Update: Pending approval from the Secretary of Commerce, the requirement to have and use venting tools will be eliminated in Gulf of Mexico federal waters. An effective date for this rule change is currently to be determined. If approved by the Secretary, FWC will consider consistency for Gulf state waters at a future Commission meeting.
State and federal regulations require all commercial fishers and recreational anglers fishing for any reef fish species in the Gulf of Mexico to use circle hooks, dehooking devices and venting tools. These rules became effective on June 1, 2008 in all waters of the Gulf of Mexico and affect all reef fish species including groupers, snappers, amberjacks, triggerfish, porgies, sea bass, hogfish, and tilefish. As of July 29, 2009, regulations require recreational and commercial fishers to use dehooking devices when fishing for reef fish in federal waters of the Atlantic off Florida. Consistent regulations have been in effect in state waters of the Atlantic since January 19, 2010. Effective March 3, 2011, non-stainless steel circle hooks must be used when fishing for reef fish with hook and line gear and natural baits north of latitude 28°N in Atlantic federal waters.
The intent of these rules is to help conserve fishery resources by minimizing mortality associated with releasing fish that are not going to be harvested due to regulations or for other reasons. Fishers and anglers are being asked to be responsible to acquire and use the required gear when fishing for reef fish species.
Additionally, common sense should be used in abiding by these rules. For instance, if a hook is too far embedded in the throat or gut of the fish, it is much better to cut the line from the hook rather than try to remove the hook with a dehooking device. The non-stainless steel hooks will disintegrate in a relatively short period of time and should cause the fish less harm. Also, fish should only be vented after one or all of the following characteristics are noticed on a fish: the stomach protrudes from the mouth, the eyes are bulging, the belly region is swollen, or the intestines are sticking out of the anus.
The rules require fishers on all vessels fishing for reef fish in the Gulf to possess and use non-stainless steel circle hooks when natural baits are used.

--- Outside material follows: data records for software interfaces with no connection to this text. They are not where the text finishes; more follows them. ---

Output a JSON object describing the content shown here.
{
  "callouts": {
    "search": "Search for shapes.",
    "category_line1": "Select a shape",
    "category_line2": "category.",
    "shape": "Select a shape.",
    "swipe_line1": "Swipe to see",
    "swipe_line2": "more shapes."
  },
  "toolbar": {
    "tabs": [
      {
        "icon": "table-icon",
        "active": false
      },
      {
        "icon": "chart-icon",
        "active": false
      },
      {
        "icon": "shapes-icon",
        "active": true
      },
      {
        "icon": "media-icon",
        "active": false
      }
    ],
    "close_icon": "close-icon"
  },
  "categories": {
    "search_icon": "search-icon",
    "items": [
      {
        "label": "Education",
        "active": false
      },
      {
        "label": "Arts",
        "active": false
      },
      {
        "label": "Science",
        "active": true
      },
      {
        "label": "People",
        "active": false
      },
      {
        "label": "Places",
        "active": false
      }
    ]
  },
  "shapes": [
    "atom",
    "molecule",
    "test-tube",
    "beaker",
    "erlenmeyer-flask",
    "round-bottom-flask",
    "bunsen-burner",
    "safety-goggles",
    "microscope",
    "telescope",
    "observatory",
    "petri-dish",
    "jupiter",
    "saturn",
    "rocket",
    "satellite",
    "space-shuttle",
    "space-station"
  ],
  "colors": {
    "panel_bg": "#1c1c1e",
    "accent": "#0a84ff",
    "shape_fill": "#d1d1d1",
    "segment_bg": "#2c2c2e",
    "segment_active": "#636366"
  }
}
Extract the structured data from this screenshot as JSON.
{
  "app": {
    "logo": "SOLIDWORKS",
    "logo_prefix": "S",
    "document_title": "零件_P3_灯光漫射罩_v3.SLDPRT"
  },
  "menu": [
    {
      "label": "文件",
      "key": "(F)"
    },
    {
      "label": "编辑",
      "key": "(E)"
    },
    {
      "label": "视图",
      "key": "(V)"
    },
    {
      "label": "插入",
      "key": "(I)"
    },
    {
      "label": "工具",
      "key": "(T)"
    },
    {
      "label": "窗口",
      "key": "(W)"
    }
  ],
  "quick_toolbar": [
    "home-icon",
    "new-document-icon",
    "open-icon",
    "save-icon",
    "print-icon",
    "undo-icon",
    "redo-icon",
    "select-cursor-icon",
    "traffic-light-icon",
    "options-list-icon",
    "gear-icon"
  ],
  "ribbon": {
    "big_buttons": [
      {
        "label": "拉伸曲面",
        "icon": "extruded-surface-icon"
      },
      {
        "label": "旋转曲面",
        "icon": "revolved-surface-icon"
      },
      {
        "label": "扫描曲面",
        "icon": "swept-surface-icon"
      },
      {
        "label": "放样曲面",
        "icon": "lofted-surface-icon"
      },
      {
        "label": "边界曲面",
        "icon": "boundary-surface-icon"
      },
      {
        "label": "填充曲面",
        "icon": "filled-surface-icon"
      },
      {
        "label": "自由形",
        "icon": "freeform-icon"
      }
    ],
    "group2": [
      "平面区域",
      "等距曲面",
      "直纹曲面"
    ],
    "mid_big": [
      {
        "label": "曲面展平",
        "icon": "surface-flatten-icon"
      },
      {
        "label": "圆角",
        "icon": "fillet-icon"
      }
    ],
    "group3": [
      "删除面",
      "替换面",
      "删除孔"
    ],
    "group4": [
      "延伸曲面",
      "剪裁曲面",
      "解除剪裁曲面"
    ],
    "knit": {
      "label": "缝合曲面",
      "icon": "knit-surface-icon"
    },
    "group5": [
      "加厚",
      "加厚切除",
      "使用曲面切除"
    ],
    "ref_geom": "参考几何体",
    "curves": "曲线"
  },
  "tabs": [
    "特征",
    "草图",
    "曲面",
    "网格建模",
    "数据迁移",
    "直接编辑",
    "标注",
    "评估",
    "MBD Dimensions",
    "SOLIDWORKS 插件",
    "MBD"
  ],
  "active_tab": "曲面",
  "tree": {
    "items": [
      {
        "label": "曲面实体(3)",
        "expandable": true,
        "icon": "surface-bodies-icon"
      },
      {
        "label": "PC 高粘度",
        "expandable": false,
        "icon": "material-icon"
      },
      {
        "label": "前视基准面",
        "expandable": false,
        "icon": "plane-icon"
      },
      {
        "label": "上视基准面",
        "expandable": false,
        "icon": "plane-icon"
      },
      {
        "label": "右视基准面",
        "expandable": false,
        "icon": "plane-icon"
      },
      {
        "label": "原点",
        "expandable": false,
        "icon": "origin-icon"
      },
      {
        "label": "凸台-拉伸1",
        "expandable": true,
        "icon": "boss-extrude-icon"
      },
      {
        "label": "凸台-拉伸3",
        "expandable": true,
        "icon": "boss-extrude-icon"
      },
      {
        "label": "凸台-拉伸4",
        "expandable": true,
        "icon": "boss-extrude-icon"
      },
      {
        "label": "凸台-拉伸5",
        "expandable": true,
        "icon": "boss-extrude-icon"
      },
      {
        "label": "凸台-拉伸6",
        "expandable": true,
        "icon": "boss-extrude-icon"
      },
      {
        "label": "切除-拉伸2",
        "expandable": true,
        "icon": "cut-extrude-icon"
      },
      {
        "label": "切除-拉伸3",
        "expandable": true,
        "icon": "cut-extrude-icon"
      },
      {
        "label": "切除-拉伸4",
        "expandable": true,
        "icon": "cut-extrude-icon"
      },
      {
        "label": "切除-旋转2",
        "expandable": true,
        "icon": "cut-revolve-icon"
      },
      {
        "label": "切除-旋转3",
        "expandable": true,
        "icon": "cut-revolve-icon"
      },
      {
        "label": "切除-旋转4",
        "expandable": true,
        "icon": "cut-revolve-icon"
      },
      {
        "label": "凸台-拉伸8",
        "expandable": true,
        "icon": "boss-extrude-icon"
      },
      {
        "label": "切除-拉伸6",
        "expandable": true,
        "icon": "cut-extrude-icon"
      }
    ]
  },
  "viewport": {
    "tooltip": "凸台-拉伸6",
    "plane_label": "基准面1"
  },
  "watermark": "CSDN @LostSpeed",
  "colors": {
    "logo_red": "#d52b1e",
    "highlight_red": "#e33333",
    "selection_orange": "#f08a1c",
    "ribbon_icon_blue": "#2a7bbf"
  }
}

A circle hook is a fishing hook designed and manufactured so that the point is not offset, but turned perpendicularly back to the shank to form a generally circular or oval shape.
At its June 2010 meeting, the South Atlantic Fishery Management Council approved a management measure that would require persons aboard vessels fishing for reef fish in Atlantic federal waters north of 28° latitude (near Melbourne) to use non-stainless steel circle hooks. This requirement went into effect March 3, 2011.
Fishers on all vessels fishing for reef fish in state and federal waters of the Gulf and Atlantic, are required to possess and use a dehooking device to remove hooks embedded in reef fish with minimal damage. The dehooking device must be constructed to allow the hook to be secured and the barb shielded without re-engaging during the removal process. It must be blunt and all edges rounded, and it must be of a size appropriate to secure the range of hook sizes and styles used in the reef fish fishery.
The current rules require fishers on all vessels fishing for reef fish in the Gulf to possess and use a venting tool to deflate the swimbladders of Gulf reef fish to help release the fish with minimum damage. This tool must be a sharpened, hollow instrument, such as a hypodermic syringe with the plunger removed or a 16-gauge needle fixed to a hollow wooden dowel. A tool such as a knife or an ice-pick may not be used.
The venting tool must be inserted into the fish at a 45-degree angle approximately 1 to 2 inches from the base of the pectoral fin and be inserted just deep enough to release the gases so that the fish may be released with minimum damage.
Pending approval from the Secretary of Commerce, the requirement to have and use venting tools was eliminated in Gulf of Mexico federal waters. Since the rule was implemented in federal waters in 2008, alternative methods for improving the survival of released fish have been developed. An effective date for this rule change has yet to be determined. If approved by the Secretary, FWC will consider consistency for Gulf state waters at a future Commission meeting.